══ THE RECORDS
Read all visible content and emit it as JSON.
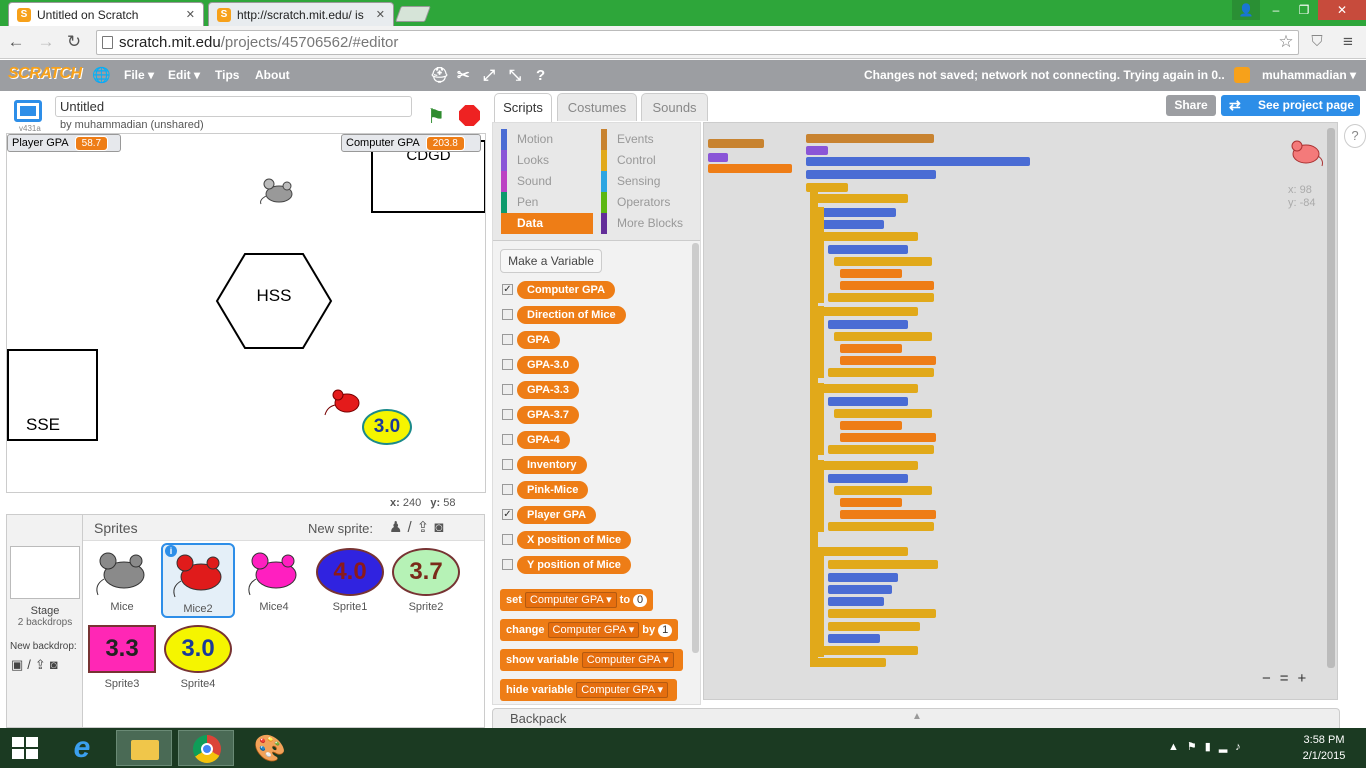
{
  "browser": {
    "tabs": [
      {
        "title": "Untitled on Scratch",
        "favicon": "S"
      },
      {
        "title": "http://scratch.mit.edu/ is",
        "favicon": "S"
      }
    ],
    "url_host": "scratch.mit.edu",
    "url_path": "/projects/45706562/#editor"
  },
  "menubar": {
    "logo": "SCRATCH",
    "items": [
      "File ▾",
      "Edit ▾",
      "Tips",
      "About"
    ],
    "status": "Changes not saved; network not connecting. Trying again in 0...",
    "username": "muhammadian ▾"
  },
  "project": {
    "title": "Untitled",
    "author": "by muhammadian (unshared)",
    "version": "v431a",
    "share_label": "Share",
    "see_project_label": "See project page"
  },
  "stage": {
    "monitors": [
      {
        "label": "Player GPA",
        "value": "58.7"
      },
      {
        "label": "Computer GPA",
        "value": "203.8"
      }
    ],
    "labels": {
      "hss": "HSS",
      "sse": "SSE",
      "cdgd": "CDGD",
      "ball": "3.0"
    },
    "coords": {
      "x_label": "x:",
      "x": "240",
      "y_label": "y:",
      "y": "58"
    }
  },
  "sprites_pane": {
    "title": "Sprites",
    "new_sprite_label": "New sprite:",
    "stage_label": "Stage",
    "backdrops": "2 backdrops",
    "new_backdrop_label": "New backdrop:",
    "sprites": [
      {
        "name": "Mice",
        "kind": "mouse",
        "color": "#8a8a8a"
      },
      {
        "name": "Mice2",
        "kind": "mouse",
        "color": "#e01b1b"
      },
      {
        "name": "Mice4",
        "kind": "mouse",
        "color": "#ff1fc0"
      },
      {
        "name": "Sprite1",
        "kind": "badge",
        "text": "4.0",
        "color": "#3023e0",
        "text_color": "#8b1a1a"
      },
      {
        "name": "Sprite2",
        "kind": "badge",
        "text": "3.7",
        "color": "#b6f2b6",
        "text_color": "#7a2a1a"
      },
      {
        "name": "Sprite3",
        "kind": "square",
        "text": "3.3",
        "color": "#ff27b5",
        "text_color": "#222"
      },
      {
        "name": "Sprite4",
        "kind": "badge",
        "text": "3.0",
        "color": "#f5f500",
        "text_color": "#1a3a9a"
      }
    ]
  },
  "editor_tabs": [
    "Scripts",
    "Costumes",
    "Sounds"
  ],
  "categories": [
    {
      "name": "Motion",
      "color": "#4a6cd4"
    },
    {
      "name": "Events",
      "color": "#c88330"
    },
    {
      "name": "Looks",
      "color": "#8a55d7"
    },
    {
      "name": "Control",
      "color": "#e1a91a"
    },
    {
      "name": "Sound",
      "color": "#bb42c3"
    },
    {
      "name": "Sensing",
      "color": "#2ca5e2"
    },
    {
      "name": "Pen",
      "color": "#0e9a6c"
    },
    {
      "name": "Operators",
      "color": "#5cb712"
    },
    {
      "name": "Data",
      "color": "#ee7d16"
    },
    {
      "name": "More Blocks",
      "color": "#632d99"
    }
  ],
  "palette": {
    "make_variable": "Make a Variable",
    "variables": [
      {
        "name": "Computer GPA",
        "checked": true
      },
      {
        "name": "Direction of Mice",
        "checked": false
      },
      {
        "name": "GPA",
        "checked": false
      },
      {
        "name": "GPA-3.0",
        "checked": false
      },
      {
        "name": "GPA-3.3",
        "checked": false
      },
      {
        "name": "GPA-3.7",
        "checked": false
      },
      {
        "name": "GPA-4",
        "checked": false
      },
      {
        "name": "Inventory",
        "checked": false
      },
      {
        "name": "Pink-Mice",
        "checked": false
      },
      {
        "name": "Player GPA",
        "checked": true
      },
      {
        "name": "X position of Mice",
        "checked": false
      },
      {
        "name": "Y position of Mice",
        "checked": false
      }
    ],
    "commands": [
      {
        "verb": "set",
        "var": "Computer GPA",
        "mid": "to",
        "value": "0"
      },
      {
        "verb": "change",
        "var": "Computer GPA",
        "mid": "by",
        "value": "1"
      },
      {
        "verb": "show variable",
        "var": "Computer GPA",
        "mid": "",
        "value": ""
      },
      {
        "verb": "hide variable",
        "var": "Computer GPA",
        "mid": "",
        "value": ""
      }
    ]
  },
  "script_area": {
    "sprite_x_label": "x:",
    "sprite_x": "98",
    "sprite_y_label": "y:",
    "sprite_y": "-84"
  },
  "backpack_label": "Backpack",
  "taskbar": {
    "time": "3:58 PM",
    "date": "2/1/2015"
  },
  "colors": {
    "scratch_orange": "#ee7d16",
    "menubar_gray": "#9c9ea2",
    "taskbar_green": "#1b3a22",
    "chrome_green": "#2ea63a",
    "share_blue": "#2d8ee8"
  }
}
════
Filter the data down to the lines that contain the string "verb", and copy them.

▸ **EXPECTED ANSWER**
        "verb": "set",
        "verb": "change",
        "verb": "show variable",
        "verb": "hide variable",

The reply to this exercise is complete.